WORK REQUIRED:
How many lines in the records below contain the word "this"? Answer with the number and nothing else.

EXERCISE INPUTS:
##########

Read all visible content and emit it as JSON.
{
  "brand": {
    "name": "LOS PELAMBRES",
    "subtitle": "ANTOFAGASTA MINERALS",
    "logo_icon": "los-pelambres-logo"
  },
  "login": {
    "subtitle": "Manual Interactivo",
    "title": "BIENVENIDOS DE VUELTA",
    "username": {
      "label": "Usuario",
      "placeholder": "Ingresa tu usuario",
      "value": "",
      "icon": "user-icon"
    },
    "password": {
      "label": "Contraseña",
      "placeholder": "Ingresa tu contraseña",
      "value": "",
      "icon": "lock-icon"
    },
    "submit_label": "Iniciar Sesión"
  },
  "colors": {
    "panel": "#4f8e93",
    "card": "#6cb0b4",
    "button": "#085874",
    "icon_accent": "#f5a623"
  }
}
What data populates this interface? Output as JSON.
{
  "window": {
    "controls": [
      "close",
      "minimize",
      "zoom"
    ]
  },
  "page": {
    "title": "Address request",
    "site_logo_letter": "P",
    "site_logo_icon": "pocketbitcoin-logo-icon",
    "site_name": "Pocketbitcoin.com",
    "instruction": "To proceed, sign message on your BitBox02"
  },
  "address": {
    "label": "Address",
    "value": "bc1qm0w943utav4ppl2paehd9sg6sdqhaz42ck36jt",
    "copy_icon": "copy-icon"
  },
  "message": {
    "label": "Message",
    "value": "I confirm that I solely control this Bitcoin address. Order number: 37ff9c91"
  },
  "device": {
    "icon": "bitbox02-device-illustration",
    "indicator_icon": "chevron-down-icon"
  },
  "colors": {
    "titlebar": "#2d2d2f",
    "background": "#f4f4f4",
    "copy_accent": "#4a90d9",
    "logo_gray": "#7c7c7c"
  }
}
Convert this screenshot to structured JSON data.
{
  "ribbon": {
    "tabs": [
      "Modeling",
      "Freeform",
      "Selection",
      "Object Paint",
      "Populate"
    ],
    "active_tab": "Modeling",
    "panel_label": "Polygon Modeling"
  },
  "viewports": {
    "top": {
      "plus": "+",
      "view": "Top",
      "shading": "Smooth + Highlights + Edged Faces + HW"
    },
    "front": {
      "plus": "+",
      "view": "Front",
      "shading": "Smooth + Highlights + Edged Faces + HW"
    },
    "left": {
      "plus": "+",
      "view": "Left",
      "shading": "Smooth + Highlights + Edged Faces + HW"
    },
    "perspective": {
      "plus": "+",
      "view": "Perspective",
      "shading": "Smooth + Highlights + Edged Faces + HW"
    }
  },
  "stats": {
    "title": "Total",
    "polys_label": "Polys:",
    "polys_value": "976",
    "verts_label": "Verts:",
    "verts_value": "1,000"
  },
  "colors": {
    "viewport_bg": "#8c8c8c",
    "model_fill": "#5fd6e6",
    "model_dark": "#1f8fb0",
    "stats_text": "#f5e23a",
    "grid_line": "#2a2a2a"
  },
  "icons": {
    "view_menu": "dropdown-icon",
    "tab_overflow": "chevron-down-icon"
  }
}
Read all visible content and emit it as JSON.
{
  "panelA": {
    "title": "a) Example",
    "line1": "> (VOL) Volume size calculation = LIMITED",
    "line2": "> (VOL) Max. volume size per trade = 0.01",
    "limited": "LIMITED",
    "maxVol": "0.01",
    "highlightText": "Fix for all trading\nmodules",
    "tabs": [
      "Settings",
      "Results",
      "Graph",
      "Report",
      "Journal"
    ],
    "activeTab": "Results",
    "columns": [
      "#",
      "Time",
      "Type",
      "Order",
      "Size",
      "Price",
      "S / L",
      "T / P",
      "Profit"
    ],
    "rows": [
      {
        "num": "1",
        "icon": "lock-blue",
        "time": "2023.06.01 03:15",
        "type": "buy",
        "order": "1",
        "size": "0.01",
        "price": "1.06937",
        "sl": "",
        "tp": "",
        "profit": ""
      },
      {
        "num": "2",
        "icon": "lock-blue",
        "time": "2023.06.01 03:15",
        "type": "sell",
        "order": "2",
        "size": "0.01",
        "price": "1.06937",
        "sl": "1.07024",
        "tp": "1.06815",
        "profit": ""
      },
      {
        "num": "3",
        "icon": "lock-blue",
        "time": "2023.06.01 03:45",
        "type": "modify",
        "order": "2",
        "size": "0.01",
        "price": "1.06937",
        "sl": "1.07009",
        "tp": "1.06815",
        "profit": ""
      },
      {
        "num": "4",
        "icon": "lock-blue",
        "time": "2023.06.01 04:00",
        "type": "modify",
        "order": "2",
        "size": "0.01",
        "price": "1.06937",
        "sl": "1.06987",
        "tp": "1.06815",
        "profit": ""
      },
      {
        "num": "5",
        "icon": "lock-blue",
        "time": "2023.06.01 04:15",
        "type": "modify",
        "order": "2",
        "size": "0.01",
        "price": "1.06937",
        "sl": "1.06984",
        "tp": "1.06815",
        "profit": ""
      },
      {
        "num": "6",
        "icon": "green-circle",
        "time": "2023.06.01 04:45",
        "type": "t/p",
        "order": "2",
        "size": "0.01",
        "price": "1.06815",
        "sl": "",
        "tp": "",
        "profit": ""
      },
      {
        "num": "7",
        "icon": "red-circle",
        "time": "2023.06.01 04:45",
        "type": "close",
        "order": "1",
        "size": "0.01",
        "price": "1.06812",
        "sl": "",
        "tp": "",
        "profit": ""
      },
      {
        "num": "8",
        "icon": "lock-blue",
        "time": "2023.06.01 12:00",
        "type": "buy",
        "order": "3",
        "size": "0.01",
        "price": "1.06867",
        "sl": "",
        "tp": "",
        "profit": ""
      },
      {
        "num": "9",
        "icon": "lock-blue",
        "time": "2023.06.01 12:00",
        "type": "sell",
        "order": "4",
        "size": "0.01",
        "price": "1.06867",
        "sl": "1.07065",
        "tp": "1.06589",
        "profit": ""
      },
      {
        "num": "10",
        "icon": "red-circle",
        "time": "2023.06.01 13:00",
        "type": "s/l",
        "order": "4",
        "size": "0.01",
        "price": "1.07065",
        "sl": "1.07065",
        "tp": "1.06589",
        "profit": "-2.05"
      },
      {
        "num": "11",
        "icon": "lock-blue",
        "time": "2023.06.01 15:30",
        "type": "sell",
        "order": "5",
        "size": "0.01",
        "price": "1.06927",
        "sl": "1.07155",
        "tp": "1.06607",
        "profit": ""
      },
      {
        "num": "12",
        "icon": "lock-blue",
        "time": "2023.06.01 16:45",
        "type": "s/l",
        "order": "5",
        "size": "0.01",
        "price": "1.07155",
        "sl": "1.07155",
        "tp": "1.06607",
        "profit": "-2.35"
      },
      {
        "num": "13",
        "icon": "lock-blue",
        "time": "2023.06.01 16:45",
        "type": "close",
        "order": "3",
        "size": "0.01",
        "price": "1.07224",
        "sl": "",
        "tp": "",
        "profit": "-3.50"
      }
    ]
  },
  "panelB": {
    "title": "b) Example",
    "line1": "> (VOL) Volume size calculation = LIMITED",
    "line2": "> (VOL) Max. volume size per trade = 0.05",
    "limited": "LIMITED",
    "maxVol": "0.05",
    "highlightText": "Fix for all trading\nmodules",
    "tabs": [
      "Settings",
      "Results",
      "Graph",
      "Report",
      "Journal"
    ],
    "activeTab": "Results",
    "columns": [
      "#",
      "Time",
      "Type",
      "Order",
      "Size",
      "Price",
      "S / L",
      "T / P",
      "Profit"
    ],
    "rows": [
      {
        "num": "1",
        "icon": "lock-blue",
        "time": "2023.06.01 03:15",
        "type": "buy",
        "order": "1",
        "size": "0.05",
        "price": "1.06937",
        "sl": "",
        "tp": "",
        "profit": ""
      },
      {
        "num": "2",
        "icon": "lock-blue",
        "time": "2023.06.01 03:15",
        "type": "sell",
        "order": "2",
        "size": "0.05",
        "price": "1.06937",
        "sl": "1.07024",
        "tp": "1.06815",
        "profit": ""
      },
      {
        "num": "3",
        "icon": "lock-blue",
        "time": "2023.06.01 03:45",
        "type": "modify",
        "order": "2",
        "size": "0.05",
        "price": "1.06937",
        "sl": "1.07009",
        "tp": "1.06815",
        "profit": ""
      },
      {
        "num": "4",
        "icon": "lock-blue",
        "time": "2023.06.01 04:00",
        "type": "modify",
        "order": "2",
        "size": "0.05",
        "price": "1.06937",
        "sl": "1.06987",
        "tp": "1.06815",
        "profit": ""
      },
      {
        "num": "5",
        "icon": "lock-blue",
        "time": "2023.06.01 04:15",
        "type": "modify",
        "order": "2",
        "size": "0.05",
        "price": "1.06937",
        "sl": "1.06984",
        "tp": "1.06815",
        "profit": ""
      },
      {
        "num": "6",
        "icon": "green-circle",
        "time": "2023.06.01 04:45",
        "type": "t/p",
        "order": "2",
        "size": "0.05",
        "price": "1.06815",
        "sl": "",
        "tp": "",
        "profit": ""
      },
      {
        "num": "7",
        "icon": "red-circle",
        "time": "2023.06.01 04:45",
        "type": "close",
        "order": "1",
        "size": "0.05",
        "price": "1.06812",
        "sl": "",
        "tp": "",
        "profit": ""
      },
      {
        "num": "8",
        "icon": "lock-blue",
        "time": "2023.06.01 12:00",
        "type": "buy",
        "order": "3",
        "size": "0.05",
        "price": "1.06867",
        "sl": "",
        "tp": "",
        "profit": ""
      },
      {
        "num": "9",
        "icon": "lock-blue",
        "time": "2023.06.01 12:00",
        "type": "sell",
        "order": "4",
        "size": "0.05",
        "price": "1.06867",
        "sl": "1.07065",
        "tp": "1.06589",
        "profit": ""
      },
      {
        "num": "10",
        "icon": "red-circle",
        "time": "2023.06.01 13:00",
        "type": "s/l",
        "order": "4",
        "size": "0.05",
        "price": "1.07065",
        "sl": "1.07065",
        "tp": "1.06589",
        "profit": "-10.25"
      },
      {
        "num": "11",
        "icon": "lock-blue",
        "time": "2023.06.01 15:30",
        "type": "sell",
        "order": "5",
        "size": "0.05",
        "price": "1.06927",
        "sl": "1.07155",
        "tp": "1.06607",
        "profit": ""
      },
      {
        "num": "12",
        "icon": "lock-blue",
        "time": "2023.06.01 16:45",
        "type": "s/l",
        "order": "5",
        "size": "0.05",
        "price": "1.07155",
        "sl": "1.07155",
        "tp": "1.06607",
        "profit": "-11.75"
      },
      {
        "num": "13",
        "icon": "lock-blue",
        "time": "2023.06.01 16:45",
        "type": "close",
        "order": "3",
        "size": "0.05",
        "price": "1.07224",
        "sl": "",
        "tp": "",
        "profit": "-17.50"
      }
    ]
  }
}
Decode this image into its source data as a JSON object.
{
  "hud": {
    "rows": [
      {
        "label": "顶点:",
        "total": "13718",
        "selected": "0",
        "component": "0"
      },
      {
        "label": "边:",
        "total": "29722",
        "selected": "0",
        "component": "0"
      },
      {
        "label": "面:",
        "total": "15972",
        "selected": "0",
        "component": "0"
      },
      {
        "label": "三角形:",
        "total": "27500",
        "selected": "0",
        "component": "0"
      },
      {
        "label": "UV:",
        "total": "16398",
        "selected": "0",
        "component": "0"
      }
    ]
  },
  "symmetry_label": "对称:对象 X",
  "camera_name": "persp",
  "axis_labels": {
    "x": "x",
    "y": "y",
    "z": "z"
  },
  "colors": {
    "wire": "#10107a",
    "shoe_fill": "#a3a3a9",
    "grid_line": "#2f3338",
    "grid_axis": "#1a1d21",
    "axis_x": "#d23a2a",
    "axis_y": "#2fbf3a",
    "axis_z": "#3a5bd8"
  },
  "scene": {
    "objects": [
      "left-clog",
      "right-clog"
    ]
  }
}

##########

ANSWER:
4